This statement seems out of place with the rest of the chapter and doesn't seem to belong.  Nonetheless, this advice could be used in two different ways.  When the morale of the hirelings is waning and they've lost the will to fight, arrange for the enemy to perform some sort of atrocity, such as the desecration of the corpses of their friends, that will inflame the men with the will to fight.

Likewise, if you wish to avoid prematurely provoking attack by enemies, be careful not to do anything to enrage them and make such a fight inevitable - don't go looting shrines unless you want to fight its guardians.  Conversely, if you wish to draw an enemy out to fight when and where you wish, consider performing some atrocity that will force them to act, preferably recklessly and without thought.

17. They take booty from the enemy because they desire wealth.

As previously discussed, the promise of loot, and the prospect of gaining even more loot, is the key to inspiring hirelings to fight.  Allow your hirelings to loot the bodies of the enemies that they slay - this will encourage them to fight all the harder in order to win more bonus loot.

18. Therefore, when in chariot fighting more than ten chariots are captured, reward those who take the first.  Replace the enemies flags and banners with your own, mix the captured chariots with yours, and mount them.

"Yeah, incentives are important.  I learned that in rehab."  - Captain Ron

Consider offering bonuses to hirelings for exemplary performance, such as whoever makes the first kill, whoever kills the most enemies, whoever finds the first trap, locates the secret treasure trove, etc.  This turns each and every hired hand into an active participant doing his very best instead of standing around with his thumb up his butt waiting to collect  his daily pay.

19. Treat captives well, and care for them.

This is something that I've seldom seen adventurers do.  I've seen captives threatened, bullied, tortured, and executed, but never treated well.  Doing so can pay dividends.  It may be possible to turn intelligent captives to your side, thereby gaining additional followers with insider knowledge.  Failing that it may be possible to exchange them for captives taken from your party members.

20. This is called 'winning a battle and becoming stronger.'

21. Hence what is essential in war is victory, not prolonged operations.  And therefore the general who understands war is the minister of the people's fate and arbiter of the nation's destiny.

This last statement nicely sums up the the major points of this chapter: execute your campaign expeditiously and gain swift victory.  Little can be gained by indecisiveness and delay.  It is almost always better to do something; doing anything, even if it is the wrong thing is better than doing nothing.  This way the enemy is forced to react to you rather than have leisure to make his own plans.

Next: Chapter III - Offensive Strategy.  So far we've talked broadly about the need to achieve victory.  Now we will begin to discuss how win that victory.


A Paladin In Citadel said...

I wonder if that section on the troops becoming enraged is a translation error? It does seem out of place. I was trying to stitch it in with the rest of the missives, but there's something not quite right about that sentence.

This is good advice for the DM as well.
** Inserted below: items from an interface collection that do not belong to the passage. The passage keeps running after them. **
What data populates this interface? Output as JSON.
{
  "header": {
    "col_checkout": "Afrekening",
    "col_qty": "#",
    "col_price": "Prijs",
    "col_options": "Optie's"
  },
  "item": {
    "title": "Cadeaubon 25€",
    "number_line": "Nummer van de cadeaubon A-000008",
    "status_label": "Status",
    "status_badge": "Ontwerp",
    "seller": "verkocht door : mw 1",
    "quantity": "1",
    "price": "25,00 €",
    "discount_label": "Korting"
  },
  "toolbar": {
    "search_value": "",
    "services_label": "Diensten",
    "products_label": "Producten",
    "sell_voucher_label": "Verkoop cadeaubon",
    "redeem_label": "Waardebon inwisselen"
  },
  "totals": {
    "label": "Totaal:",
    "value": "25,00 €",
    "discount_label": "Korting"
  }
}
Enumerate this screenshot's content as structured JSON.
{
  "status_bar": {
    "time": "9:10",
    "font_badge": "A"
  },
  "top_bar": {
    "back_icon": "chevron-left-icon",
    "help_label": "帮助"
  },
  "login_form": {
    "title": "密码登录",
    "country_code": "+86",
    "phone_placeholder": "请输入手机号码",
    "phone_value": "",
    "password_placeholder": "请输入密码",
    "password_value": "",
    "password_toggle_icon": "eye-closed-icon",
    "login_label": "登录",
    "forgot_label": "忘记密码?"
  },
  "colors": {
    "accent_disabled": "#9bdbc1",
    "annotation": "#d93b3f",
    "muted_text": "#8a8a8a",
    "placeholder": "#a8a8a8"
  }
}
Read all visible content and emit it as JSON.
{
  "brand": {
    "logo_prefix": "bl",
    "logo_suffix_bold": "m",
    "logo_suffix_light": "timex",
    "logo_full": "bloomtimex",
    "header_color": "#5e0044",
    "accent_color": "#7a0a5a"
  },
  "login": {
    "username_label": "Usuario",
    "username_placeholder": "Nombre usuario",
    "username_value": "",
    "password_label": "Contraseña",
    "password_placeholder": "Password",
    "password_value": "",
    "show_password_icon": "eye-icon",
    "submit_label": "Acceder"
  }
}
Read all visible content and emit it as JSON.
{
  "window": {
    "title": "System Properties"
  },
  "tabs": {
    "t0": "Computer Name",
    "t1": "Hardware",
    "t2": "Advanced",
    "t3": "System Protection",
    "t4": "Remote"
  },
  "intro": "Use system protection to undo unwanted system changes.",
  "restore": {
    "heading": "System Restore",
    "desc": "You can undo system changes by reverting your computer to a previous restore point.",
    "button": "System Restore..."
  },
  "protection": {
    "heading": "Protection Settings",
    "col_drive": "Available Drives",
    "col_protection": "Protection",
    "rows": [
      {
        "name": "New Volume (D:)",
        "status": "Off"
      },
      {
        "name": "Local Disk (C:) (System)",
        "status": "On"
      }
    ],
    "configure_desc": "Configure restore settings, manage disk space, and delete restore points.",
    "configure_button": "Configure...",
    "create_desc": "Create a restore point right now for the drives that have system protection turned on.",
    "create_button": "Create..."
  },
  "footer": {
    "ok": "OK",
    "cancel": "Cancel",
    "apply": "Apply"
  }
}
GIve the players a break by awarding them surprise, if they are acting swiftly, even if the plan is half-baked.

Sean Robson said...

I'm pretty certain that was transcription error, possibly copied from a different part of the original scrolls.

Good idea about awarding surprise to half-baked plans swiftly executed. Chances are the plan will be so off-the-wall no one could have predicted it. If it boggles the DM, chances are the orcs are stunned.

The corollary is that in the past few sessions of my game, I've seen a couple of brilliant plans go down the tube because they weren't carried out quickly, but rather, delayed until it became too late.